Exercise goal - Whenever the string "icon" turns up in a line below, that line should be copied.

BEGIN Information provided

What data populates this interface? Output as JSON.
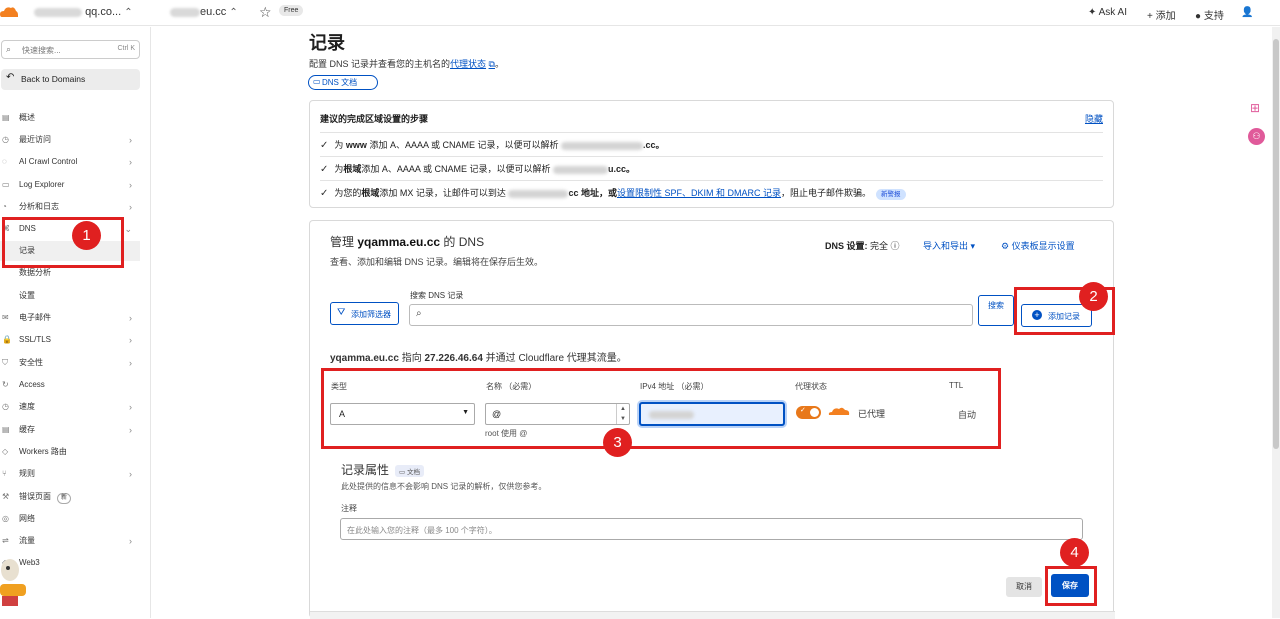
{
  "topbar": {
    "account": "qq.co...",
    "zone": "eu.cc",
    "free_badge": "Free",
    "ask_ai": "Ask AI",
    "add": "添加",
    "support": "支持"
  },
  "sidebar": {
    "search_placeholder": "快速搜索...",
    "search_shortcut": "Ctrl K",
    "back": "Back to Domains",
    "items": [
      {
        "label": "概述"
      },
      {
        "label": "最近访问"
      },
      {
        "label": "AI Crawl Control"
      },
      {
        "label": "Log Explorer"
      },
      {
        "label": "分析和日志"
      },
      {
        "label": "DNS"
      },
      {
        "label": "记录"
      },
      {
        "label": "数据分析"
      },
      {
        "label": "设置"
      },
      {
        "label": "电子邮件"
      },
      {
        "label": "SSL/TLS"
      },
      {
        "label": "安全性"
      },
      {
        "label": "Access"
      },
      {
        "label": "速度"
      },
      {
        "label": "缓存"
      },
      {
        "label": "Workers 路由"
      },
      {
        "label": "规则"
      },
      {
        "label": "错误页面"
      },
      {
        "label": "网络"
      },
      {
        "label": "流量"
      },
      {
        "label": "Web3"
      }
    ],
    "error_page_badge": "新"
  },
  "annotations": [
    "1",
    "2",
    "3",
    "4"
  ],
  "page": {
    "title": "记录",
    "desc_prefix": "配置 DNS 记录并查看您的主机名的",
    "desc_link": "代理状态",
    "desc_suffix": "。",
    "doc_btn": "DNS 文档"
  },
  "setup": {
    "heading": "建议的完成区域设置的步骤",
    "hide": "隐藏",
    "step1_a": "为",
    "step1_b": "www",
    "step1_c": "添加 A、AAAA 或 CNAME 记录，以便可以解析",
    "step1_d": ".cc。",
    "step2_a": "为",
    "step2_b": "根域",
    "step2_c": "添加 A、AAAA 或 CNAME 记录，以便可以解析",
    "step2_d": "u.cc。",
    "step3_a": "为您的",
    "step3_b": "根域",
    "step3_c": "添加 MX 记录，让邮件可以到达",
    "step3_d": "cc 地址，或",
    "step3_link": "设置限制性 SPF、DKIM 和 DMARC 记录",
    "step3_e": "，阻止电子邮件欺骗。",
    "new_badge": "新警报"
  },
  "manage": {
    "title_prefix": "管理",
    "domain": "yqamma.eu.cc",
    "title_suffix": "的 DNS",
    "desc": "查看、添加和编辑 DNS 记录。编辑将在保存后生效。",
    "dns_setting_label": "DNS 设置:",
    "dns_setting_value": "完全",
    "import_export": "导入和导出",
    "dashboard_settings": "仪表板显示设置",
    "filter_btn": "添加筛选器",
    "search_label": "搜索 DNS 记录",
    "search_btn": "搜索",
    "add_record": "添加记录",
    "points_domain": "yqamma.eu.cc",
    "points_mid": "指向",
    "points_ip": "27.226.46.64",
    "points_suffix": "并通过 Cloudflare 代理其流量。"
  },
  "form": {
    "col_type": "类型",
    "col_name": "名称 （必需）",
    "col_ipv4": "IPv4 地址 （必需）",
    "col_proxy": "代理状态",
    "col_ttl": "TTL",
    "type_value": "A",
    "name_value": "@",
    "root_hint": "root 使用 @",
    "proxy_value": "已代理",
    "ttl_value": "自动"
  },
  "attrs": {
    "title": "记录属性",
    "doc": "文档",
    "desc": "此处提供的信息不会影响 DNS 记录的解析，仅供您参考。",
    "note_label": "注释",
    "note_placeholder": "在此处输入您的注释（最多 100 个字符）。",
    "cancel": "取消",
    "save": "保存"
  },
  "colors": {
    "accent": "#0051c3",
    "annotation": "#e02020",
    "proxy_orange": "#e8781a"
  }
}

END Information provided
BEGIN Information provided

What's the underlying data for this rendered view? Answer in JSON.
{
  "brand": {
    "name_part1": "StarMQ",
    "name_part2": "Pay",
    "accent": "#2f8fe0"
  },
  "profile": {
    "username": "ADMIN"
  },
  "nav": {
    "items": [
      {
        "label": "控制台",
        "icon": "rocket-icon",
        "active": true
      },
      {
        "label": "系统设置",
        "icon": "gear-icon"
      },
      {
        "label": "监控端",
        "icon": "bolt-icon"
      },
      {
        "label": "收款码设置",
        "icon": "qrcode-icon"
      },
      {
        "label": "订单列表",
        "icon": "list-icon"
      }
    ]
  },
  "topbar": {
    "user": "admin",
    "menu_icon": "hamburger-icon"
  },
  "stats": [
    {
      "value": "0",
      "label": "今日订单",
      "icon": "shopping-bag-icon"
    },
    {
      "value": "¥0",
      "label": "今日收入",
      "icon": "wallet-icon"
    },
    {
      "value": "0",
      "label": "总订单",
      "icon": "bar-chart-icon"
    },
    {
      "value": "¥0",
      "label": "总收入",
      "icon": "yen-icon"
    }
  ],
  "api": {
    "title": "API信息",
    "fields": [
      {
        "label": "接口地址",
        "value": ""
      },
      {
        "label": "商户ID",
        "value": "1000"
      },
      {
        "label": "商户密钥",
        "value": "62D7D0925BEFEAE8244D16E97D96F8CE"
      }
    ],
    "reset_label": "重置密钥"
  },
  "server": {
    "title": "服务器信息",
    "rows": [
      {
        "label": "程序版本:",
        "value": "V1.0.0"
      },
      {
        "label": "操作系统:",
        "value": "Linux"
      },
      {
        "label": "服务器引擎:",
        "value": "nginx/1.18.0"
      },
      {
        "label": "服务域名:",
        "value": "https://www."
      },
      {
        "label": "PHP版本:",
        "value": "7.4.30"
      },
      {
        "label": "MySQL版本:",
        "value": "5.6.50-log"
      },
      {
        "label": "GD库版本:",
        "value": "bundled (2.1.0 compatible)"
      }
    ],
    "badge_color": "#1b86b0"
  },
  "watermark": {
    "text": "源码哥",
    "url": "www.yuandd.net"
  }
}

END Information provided

Completed task -
        "icon": "rocket-icon",
        "icon": "gear-icon"
        "icon": "bolt-icon"
        "icon": "qrcode-icon"
        "icon": "list-icon"
    "menu_icon": "hamburger-icon"
      "icon": "shopping-bag-icon"
      "icon": "wallet-icon"
      "icon": "bar-chart-icon"
      "icon": "yen-icon"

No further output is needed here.